** Opening Records provided block **

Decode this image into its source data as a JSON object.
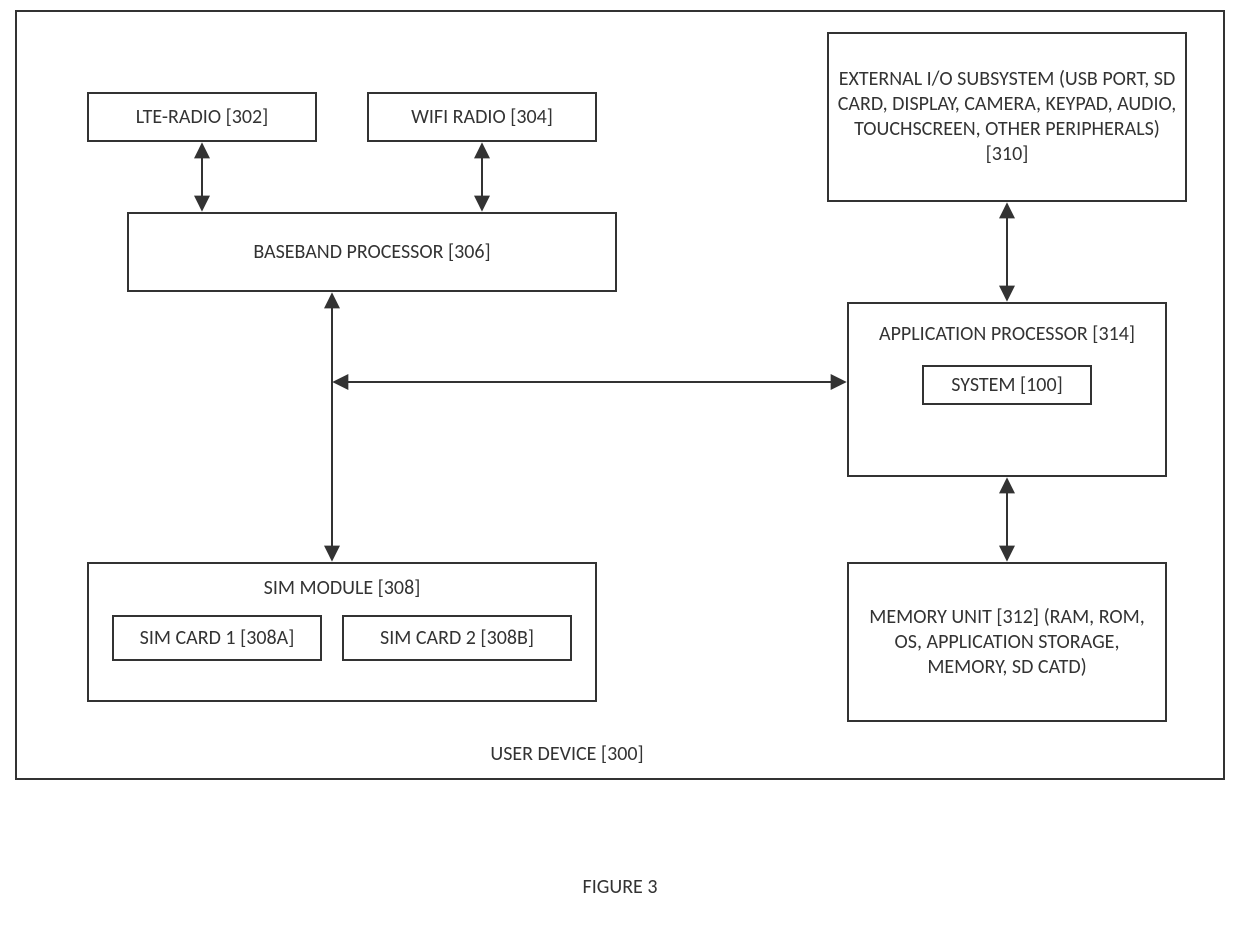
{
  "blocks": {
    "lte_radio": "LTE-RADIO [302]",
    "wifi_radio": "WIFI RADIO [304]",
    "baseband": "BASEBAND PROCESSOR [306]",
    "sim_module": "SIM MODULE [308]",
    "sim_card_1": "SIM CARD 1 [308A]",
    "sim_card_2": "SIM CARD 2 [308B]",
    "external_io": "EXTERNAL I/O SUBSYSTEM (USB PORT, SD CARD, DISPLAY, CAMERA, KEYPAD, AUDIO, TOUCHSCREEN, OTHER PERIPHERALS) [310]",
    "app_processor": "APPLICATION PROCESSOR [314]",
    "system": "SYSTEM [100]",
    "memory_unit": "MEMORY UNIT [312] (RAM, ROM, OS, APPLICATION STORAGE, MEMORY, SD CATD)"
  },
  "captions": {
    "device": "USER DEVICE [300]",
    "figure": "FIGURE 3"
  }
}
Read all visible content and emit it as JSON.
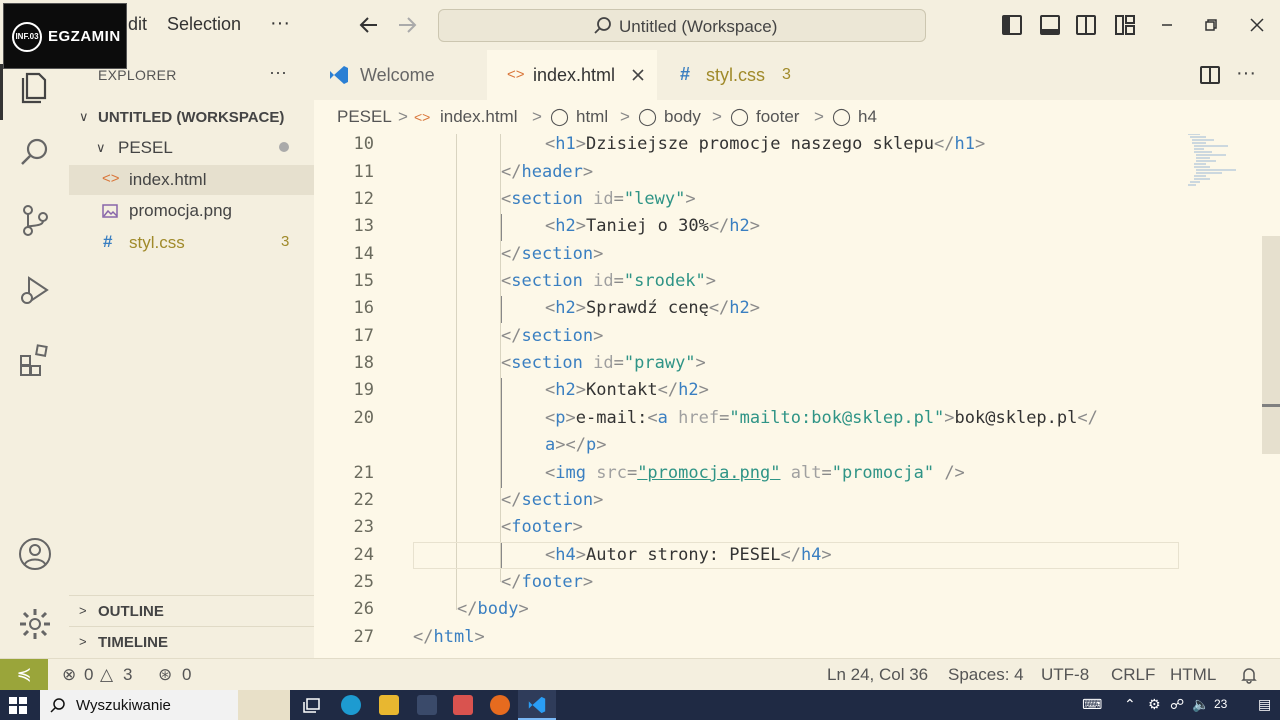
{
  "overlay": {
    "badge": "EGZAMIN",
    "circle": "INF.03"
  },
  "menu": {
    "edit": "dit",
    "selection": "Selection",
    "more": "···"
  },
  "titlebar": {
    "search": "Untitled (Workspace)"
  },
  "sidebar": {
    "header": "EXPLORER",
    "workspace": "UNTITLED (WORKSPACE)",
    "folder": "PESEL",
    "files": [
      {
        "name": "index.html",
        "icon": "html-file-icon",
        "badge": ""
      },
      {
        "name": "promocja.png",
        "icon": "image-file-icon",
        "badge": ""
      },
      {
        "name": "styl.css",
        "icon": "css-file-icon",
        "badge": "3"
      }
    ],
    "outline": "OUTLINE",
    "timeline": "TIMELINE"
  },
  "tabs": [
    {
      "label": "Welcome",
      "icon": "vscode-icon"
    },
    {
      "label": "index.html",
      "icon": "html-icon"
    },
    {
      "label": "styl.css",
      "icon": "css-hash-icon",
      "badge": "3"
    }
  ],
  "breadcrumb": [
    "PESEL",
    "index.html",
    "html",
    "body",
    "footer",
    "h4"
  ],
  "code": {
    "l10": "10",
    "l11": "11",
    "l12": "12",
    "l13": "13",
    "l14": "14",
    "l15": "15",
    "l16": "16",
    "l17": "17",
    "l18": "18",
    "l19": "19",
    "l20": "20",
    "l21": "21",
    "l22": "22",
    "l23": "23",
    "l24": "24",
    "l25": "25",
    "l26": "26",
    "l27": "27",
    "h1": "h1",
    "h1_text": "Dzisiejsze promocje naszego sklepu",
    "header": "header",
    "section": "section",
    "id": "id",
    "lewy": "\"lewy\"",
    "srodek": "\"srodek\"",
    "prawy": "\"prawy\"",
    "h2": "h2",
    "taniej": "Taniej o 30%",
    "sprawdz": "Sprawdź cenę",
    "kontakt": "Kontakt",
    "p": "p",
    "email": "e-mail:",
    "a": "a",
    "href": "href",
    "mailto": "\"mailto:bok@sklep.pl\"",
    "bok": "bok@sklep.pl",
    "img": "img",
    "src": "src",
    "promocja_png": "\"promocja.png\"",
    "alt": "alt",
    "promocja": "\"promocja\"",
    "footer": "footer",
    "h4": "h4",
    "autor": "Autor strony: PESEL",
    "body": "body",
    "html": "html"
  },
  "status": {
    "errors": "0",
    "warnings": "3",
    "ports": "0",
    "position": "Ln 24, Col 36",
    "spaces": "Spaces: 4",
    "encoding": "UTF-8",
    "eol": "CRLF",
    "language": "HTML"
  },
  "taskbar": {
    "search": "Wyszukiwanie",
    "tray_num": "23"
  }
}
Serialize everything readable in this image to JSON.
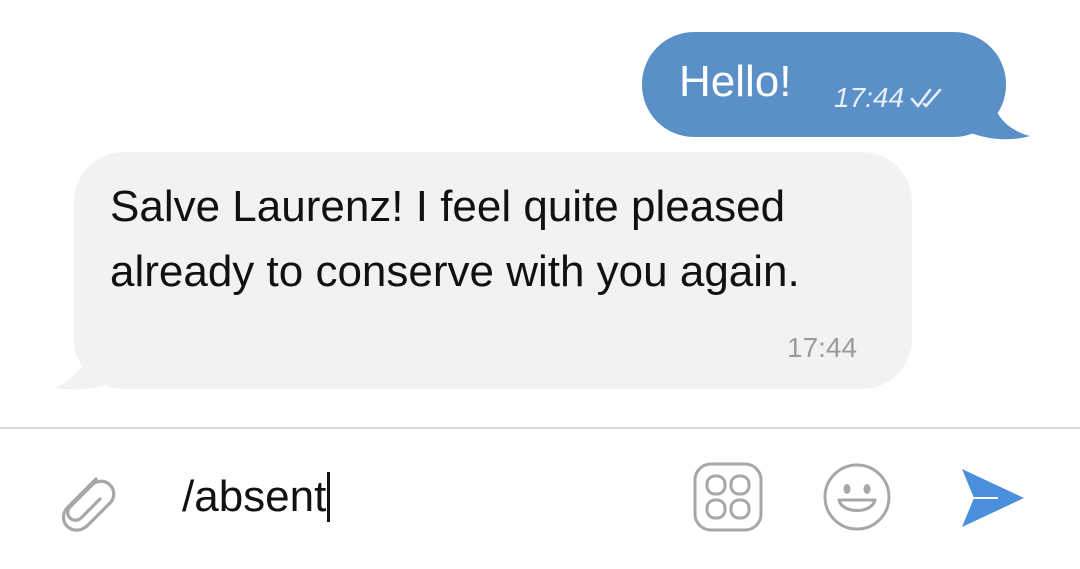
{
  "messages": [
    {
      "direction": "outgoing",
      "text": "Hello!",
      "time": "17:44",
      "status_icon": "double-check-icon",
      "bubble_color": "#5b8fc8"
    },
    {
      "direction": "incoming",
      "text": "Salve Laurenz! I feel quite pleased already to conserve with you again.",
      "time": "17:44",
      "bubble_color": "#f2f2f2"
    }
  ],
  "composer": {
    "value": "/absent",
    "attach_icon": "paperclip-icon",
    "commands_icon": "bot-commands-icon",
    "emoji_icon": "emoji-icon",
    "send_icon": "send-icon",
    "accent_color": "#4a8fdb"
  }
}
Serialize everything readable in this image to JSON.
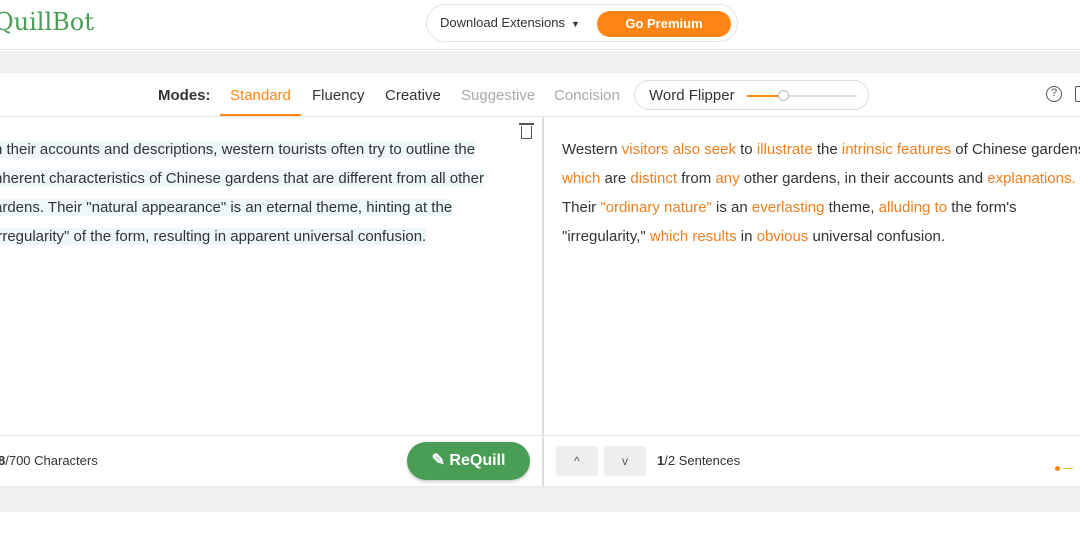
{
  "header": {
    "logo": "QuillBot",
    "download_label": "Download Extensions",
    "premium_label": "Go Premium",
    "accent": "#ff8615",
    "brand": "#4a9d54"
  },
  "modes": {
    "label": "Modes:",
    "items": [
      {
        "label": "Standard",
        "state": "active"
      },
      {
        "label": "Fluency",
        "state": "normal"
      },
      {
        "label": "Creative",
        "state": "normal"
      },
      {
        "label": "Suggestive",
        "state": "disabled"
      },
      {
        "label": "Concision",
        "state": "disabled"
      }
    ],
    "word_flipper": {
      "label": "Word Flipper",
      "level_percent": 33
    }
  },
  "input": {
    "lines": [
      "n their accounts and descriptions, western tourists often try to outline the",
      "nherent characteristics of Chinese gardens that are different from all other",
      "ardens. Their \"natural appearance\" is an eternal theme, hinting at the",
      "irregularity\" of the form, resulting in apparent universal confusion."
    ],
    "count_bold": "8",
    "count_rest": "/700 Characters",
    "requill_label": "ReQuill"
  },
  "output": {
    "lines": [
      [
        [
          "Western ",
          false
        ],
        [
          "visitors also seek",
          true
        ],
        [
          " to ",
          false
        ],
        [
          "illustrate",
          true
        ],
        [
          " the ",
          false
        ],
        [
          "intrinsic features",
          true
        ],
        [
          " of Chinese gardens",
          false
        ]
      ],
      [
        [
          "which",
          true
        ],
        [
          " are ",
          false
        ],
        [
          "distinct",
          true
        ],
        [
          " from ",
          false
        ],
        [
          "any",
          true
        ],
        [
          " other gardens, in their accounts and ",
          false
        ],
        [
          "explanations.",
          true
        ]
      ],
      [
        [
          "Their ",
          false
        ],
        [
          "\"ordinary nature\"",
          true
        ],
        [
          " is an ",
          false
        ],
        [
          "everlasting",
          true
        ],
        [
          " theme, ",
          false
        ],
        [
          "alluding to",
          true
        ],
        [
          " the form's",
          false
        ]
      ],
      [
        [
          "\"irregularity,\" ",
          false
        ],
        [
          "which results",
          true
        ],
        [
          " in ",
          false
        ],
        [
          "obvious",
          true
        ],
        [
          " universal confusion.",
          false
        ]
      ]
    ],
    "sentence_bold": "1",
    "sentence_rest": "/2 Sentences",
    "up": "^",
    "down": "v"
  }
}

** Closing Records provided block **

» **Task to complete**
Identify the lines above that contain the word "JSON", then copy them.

» **Output of the exercise**
Decode this image into its source data as a JSON object.
Read all visible content and emit it as JSON.
Serialize everything readable in this image to JSON.
Serialize everything readable in this image to JSON.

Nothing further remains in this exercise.